Despite the immoral self-indulgence and fun performances, The Night Before does fall flat on half of it’s jokes as Rogen and his crew seem to be giving out their last few breaths. An especially dry scene where Rogen, high out of his mind, receives a mysterious onslaught of dick pics from a “James” on his phone that he can’t help but find impressive felt like a fight against the homophobia in typical bro movies but ends up being pretty tasteless and still reminiscent of a 13-year-old boy’s writing. Jonathan Levine, known for his wondrous emotional pulls in comedy films, does bring The Night Before back around for a saccharine ending that reminds us what the holidays are all about: being brought together with family. The boys share an everlasting hug and Gordon-Levitt makes a few speeches that reminded me how blindingly charming he is for a typical holiday movie ending to an otherwise atypical holiday movie.
As if being quietly tucked away into the shelf with all the other Christmas stories, The Night Before’s three kings of the Orient settle into their roles of fathers, husbands, and sons.
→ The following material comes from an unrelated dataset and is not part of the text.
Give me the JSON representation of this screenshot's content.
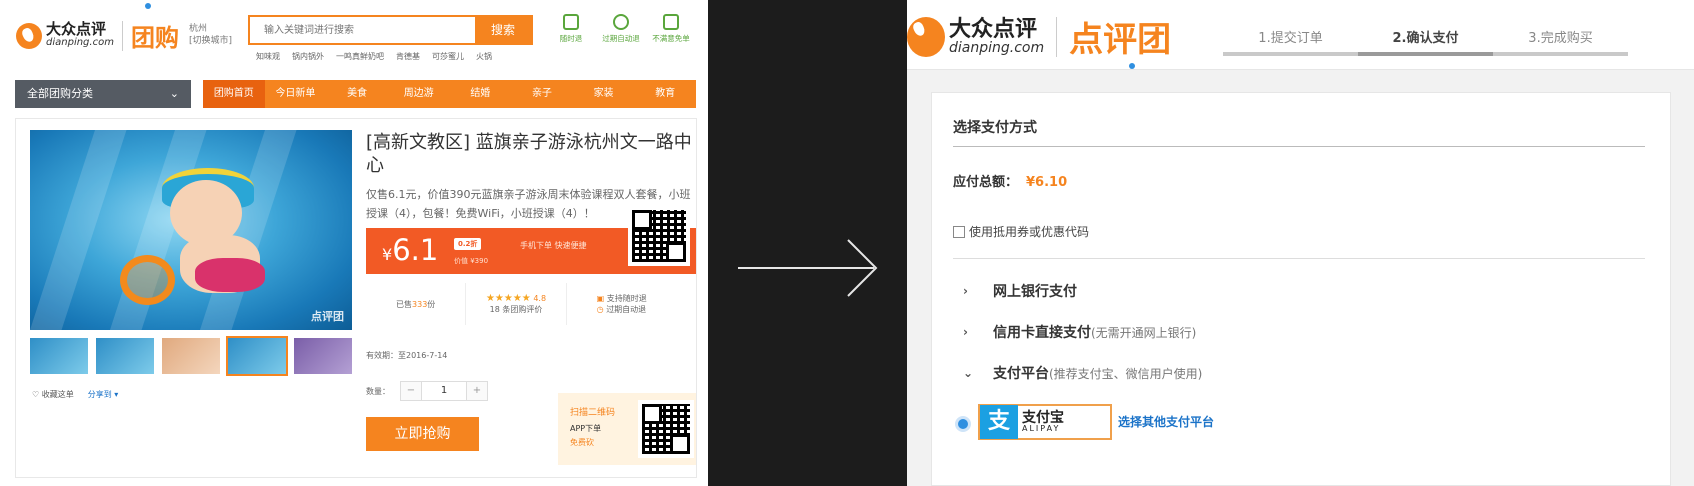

It’s the usual Rogen film that dares to juxtapose the naughty with the nice, like the line “swallow like a girl would” echoed in a church, but doesn’t make do with that boldness. Though not particularly memorable, The Night Before is a solid effort that nails the joke half the time and starkly reminds us that we can’t all be kids forever the other half. Make of that what you will, Mr. Rogen.